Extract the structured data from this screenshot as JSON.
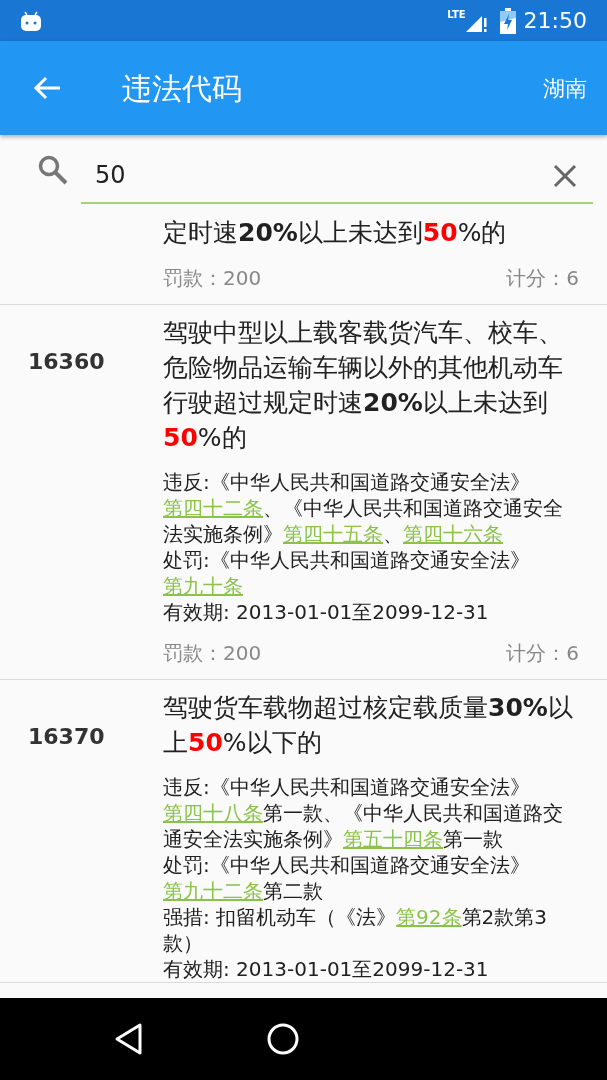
{
  "status_bar": {
    "time": "21:50",
    "network": "LTE"
  },
  "app_bar": {
    "title": "违法代码",
    "region": "湖南"
  },
  "search": {
    "value": "50"
  },
  "items": [
    {
      "description": [
        {
          "kind": "text",
          "text": "定时速"
        },
        {
          "kind": "bold",
          "text": "20%"
        },
        {
          "kind": "text",
          "text": "以上未达到"
        },
        {
          "kind": "highlight",
          "text": "50"
        },
        {
          "kind": "text",
          "text": "%的"
        }
      ],
      "fine": "罚款：200",
      "points": "计分：6"
    },
    {
      "code": "16360",
      "description": [
        {
          "kind": "text",
          "text": "驾驶中型以上载客载货汽车、校车、危险物品运输车辆以外的其他机动车行驶超过规定时速"
        },
        {
          "kind": "bold",
          "text": "20%"
        },
        {
          "kind": "text",
          "text": "以上未达到"
        },
        {
          "kind": "highlight",
          "text": "50"
        },
        {
          "kind": "text",
          "text": "%的"
        }
      ],
      "details": [
        [
          {
            "kind": "text",
            "text": "违反:《中华人民共和国道路交通安全法》"
          },
          {
            "kind": "link",
            "text": "第四十二条"
          },
          {
            "kind": "text",
            "text": "、《中华人民共和国道路交通安全法实施条例》"
          },
          {
            "kind": "link",
            "text": "第四十五条"
          },
          {
            "kind": "text",
            "text": "、"
          },
          {
            "kind": "link",
            "text": "第四十六条"
          }
        ],
        [
          {
            "kind": "text",
            "text": "处罚:《中华人民共和国道路交通安全法》"
          },
          {
            "kind": "link",
            "text": "第九十条"
          }
        ],
        [
          {
            "kind": "text",
            "text": "有效期: 2013-01-01至2099-12-31"
          }
        ]
      ],
      "fine": "罚款：200",
      "points": "计分：6"
    },
    {
      "code": "16370",
      "description": [
        {
          "kind": "text",
          "text": "驾驶货车载物超过核定载质量"
        },
        {
          "kind": "bold",
          "text": "30%"
        },
        {
          "kind": "text",
          "text": "以上"
        },
        {
          "kind": "highlight",
          "text": "50"
        },
        {
          "kind": "text",
          "text": "%以下的"
        }
      ],
      "details": [
        [
          {
            "kind": "text",
            "text": "违反:《中华人民共和国道路交通安全法》"
          },
          {
            "kind": "link",
            "text": "第四十八条"
          },
          {
            "kind": "text",
            "text": "第一款、《中华人民共和国道路交通安全法实施条例》"
          },
          {
            "kind": "link",
            "text": "第五十四条"
          },
          {
            "kind": "text",
            "text": "第一款"
          }
        ],
        [
          {
            "kind": "text",
            "text": "处罚:《中华人民共和国道路交通安全法》"
          },
          {
            "kind": "link",
            "text": "第九十二条"
          },
          {
            "kind": "text",
            "text": "第二款"
          }
        ],
        [
          {
            "kind": "text",
            "text": "强措: 扣留机动车（《法》"
          },
          {
            "kind": "link",
            "text": "第92条"
          },
          {
            "kind": "text",
            "text": "第2款第3款）"
          }
        ],
        [
          {
            "kind": "text",
            "text": "有效期: 2013-01-01至2099-12-31"
          }
        ]
      ]
    }
  ]
}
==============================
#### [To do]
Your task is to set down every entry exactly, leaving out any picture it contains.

#### [Answer to the problem]
Extract the structured data from this screenshot as JSON.
{
  "status_bar": {
    "time": "21:50",
    "network": "LTE"
  },
  "app_bar": {
    "title": "违法代码",
    "region": "湖南"
  },
  "search": {
    "value": "50"
  },
  "items": [
    {
      "description": [
        {
          "kind": "text",
          "text": "定时速"
        },
        {
          "kind": "bold",
          "text": "20%"
        },
        {
          "kind": "text",
          "text": "以上未达到"
        },
        {
          "kind": "highlight",
          "text": "50"
        },
        {
          "kind": "text",
          "text": "%的"
        }
      ],
      "fine": "罚款：200",
      "points": "计分：6"
    },
    {
      "code": "16360",
      "description": [
        {
          "kind": "text",
          "text": "驾驶中型以上载客载货汽车、校车、危险物品运输车辆以外的其他机动车行驶超过规定时速"
        },
        {
          "kind": "bold",
          "text": "20%"
        },
        {
          "kind": "text",
          "text": "以上未达到"
        },
        {
          "kind": "highlight",
          "text": "50"
        },
        {
          "kind": "text",
          "text": "%的"
        }
      ],
      "details": [
        [
          {
            "kind": "text",
            "text": "违反:《中华人民共和国道路交通安全法》"
          },
          {
            "kind": "link",
            "text": "第四十二条"
          },
          {
            "kind": "text",
            "text": "、《中华人民共和国道路交通安全法实施条例》"
          },
          {
            "kind": "link",
            "text": "第四十五条"
          },
          {
            "kind": "text",
            "text": "、"
          },
          {
            "kind": "link",
            "text": "第四十六条"
          }
        ],
        [
          {
            "kind": "text",
            "text": "处罚:《中华人民共和国道路交通安全法》"
          },
          {
            "kind": "link",
            "text": "第九十条"
          }
        ],
        [
          {
            "kind": "text",
            "text": "有效期: 2013-01-01至2099-12-31"
          }
        ]
      ],
      "fine": "罚款：200",
      "points": "计分：6"
    },
    {
      "code": "16370",
      "description": [
        {
          "kind": "text",
          "text": "驾驶货车载物超过核定载质量"
        },
        {
          "kind": "bold",
          "text": "30%"
        },
        {
          "kind": "text",
          "text": "以上"
        },
        {
          "kind": "highlight",
          "text": "50"
        },
        {
          "kind": "text",
          "text": "%以下的"
        }
      ],
      "details": [
        [
          {
            "kind": "text",
            "text": "违反:《中华人民共和国道路交通安全法》"
          },
          {
            "kind": "link",
            "text": "第四十八条"
          },
          {
            "kind": "text",
            "text": "第一款、《中华人民共和国道路交通安全法实施条例》"
          },
          {
            "kind": "link",
            "text": "第五十四条"
          },
          {
            "kind": "text",
            "text": "第一款"
          }
        ],
        [
          {
            "kind": "text",
            "text": "处罚:《中华人民共和国道路交通安全法》"
          },
          {
            "kind": "link",
            "text": "第九十二条"
          },
          {
            "kind": "text",
            "text": "第二款"
          }
        ],
        [
          {
            "kind": "text",
            "text": "强措: 扣留机动车（《法》"
          },
          {
            "kind": "link",
            "text": "第92条"
          },
          {
            "kind": "text",
            "text": "第2款第3款）"
          }
        ],
        [
          {
            "kind": "text",
            "text": "有效期: 2013-01-01至2099-12-31"
          }
        ]
      ]
    }
  ]
}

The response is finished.